There will still be bunting.
I've got to do a talk in a couple of weeks and I think it's going to be about screens. A varient on this piece from The Observer but perhaps a bit more optimistic.
So now, of course, I can't help seeing screens wherever I go. This is possibly the cheapest I've seen to date. A Sponge Bob "Multi Image Projector Pop" (that's what it says on the side).
It's like a small, cheap, externalised ViewMaster, without the 3D. Or something. It's a sweet dispenser with a screen built in as the disposable gimmick.
That's the future for screens - disposability. Ubiquity through gimmickry.
I think Matt talked about this during his Royal Institution talk. The way that toys have cutified over the years - our predisposition for big eyes and bright colours 'evolving' each generation of toys to be cuter than the last. (See, for instance, this post about the cutification and sexualisation of My Little Pony).
We saw these Yoo Hoos in Hamley's window. I like the look of them. But I can't help wondering how outlandish they'd have looked 20 years ago.

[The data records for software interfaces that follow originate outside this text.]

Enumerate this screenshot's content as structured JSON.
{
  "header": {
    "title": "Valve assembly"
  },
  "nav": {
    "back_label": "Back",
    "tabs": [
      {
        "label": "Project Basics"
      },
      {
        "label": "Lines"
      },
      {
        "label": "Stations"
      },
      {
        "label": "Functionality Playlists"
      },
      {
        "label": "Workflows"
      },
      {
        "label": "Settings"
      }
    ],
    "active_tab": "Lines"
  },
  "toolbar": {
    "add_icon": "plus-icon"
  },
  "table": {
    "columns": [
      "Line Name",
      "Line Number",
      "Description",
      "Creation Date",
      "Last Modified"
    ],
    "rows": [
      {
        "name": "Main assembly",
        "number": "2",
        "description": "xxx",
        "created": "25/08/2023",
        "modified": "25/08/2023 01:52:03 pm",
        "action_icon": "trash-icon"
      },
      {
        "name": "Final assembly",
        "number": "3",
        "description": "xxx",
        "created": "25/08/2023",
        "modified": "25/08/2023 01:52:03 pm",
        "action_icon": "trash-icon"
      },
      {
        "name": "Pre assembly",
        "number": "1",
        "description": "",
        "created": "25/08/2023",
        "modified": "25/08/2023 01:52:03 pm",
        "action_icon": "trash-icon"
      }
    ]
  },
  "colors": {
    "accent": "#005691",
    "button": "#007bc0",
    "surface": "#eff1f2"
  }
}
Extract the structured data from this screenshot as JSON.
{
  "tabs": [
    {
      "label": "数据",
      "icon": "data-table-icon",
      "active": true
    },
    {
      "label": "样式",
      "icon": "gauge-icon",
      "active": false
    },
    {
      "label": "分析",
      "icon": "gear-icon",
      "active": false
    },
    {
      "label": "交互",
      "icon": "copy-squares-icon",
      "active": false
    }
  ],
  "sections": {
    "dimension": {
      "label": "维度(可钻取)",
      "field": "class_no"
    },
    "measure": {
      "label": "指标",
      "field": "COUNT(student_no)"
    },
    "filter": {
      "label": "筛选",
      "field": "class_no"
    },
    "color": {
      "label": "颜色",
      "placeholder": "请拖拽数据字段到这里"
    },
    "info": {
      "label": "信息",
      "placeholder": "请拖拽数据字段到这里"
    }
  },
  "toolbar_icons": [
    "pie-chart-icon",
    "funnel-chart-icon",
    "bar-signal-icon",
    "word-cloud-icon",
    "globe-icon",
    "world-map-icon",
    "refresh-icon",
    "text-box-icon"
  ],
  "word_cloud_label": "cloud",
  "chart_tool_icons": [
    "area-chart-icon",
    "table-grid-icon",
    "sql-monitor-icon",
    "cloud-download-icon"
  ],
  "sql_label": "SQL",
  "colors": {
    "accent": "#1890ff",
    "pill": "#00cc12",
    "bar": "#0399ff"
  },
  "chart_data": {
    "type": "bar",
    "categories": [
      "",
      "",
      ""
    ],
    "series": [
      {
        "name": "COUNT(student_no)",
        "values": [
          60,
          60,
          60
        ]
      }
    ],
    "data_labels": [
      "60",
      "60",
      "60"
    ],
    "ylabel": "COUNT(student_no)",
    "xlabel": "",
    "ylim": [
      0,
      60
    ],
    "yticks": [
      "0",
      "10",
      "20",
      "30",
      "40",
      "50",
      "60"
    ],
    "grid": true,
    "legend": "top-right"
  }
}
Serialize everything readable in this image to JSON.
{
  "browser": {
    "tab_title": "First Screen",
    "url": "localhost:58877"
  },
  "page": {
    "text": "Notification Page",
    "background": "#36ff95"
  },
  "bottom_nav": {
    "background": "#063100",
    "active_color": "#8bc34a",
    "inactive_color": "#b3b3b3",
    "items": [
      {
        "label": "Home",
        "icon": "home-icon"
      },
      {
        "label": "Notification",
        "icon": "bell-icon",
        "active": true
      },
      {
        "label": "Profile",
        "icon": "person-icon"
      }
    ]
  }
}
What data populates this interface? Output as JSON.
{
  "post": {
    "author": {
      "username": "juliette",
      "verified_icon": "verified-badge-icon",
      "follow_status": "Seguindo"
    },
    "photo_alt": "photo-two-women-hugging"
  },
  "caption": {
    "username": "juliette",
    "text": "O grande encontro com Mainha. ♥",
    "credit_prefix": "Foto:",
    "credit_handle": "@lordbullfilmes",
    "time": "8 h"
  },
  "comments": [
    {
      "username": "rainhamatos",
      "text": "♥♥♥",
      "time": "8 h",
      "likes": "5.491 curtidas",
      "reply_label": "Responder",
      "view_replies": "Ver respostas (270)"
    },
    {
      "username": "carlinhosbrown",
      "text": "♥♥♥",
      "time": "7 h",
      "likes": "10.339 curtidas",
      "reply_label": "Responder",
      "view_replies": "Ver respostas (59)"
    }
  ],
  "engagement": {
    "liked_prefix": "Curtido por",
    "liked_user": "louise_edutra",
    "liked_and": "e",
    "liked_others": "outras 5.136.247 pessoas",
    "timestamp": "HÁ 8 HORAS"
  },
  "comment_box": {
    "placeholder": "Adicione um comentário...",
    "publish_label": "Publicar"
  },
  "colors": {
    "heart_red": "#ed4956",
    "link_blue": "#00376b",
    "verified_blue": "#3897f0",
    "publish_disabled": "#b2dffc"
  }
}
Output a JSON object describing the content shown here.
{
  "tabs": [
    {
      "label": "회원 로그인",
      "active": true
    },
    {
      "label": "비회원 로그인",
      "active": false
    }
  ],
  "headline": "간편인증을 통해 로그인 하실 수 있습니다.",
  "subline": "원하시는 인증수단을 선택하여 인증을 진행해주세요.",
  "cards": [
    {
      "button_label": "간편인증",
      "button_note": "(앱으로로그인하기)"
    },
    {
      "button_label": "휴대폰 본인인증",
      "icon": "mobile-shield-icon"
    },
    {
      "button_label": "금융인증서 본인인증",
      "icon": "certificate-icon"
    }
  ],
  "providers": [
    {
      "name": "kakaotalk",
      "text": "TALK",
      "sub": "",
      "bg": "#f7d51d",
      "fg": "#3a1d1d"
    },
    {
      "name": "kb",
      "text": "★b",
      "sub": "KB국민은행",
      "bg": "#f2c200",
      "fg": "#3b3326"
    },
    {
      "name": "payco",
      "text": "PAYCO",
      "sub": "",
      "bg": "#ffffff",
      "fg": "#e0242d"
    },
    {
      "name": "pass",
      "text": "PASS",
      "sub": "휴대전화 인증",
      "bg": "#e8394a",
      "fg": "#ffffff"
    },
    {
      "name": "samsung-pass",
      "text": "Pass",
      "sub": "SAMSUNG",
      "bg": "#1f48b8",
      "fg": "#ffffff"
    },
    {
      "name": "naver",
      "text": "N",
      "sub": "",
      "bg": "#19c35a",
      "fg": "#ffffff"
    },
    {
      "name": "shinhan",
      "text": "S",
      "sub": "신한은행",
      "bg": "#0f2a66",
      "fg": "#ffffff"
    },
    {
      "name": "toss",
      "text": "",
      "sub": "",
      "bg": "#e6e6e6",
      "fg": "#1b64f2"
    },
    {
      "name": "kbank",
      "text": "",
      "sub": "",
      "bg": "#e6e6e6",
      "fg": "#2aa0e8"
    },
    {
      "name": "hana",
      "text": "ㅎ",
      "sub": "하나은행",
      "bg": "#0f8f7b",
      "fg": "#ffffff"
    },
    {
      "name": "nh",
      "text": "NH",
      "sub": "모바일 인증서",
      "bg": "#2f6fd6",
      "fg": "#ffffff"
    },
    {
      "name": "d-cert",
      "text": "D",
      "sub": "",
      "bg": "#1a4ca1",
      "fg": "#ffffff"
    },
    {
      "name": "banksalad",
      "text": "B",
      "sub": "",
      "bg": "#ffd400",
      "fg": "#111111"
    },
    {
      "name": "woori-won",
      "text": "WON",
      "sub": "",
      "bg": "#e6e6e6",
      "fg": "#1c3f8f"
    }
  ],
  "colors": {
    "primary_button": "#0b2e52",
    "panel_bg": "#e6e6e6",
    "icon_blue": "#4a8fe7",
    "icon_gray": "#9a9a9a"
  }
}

I think I remember watching The Man Who Fell To Earth late night on BBC2 at some point in the 80s. when there were only 4 TV channels in the UK. I don't remember being hugely impressed with the film but Mr Bowie's growing collection of TV screens bowled me right over. Given how much it's stuck in my head I'm surpised I only dug it out again the other week.
They seemed to represent such profligacy and power. All those screens! All those channels! How much you would know if you watched them all! What a way to live a life. This was probably the same phase of life where I wanted to be Clive James - watching TV all the time and being witty and clever about it in The Observer.
In my head his final assemblage of screens filled a room - vast, blinking, unknowable. Actually, now, it looks rather pathetic. You see bigger displays in shopping centres. Just twelve channels.
A few years later we went to Graceland and I remember being similarly impressed by Elvis' TV Room - and that only featured three channels. Perhaps it was the simultaneity of it that was so thrilling. Three screens at once!
These days you need a full-fledged mission control, or the Eye of Cy from Interface to deliver the same effect. Maybe that's what I'm trying to build.
I was watching 2010 the other day (a year late, typical) and I couldn't help noticing the design of the instrument panels - all those buttons in blocks of colour. I'm not sure I've ever seen anything that looks like this. It's beautiful. Does this pattern ever happen in real life?
The closest analogue I could think of is Roland's habit of doing something similar with drum machines and I guess some editing desks and keyboards do this a bit. But I've never seen anything this extreme.
I'd rather be in this Soviet sweetie box than the antiseptic restraint of the Discovery.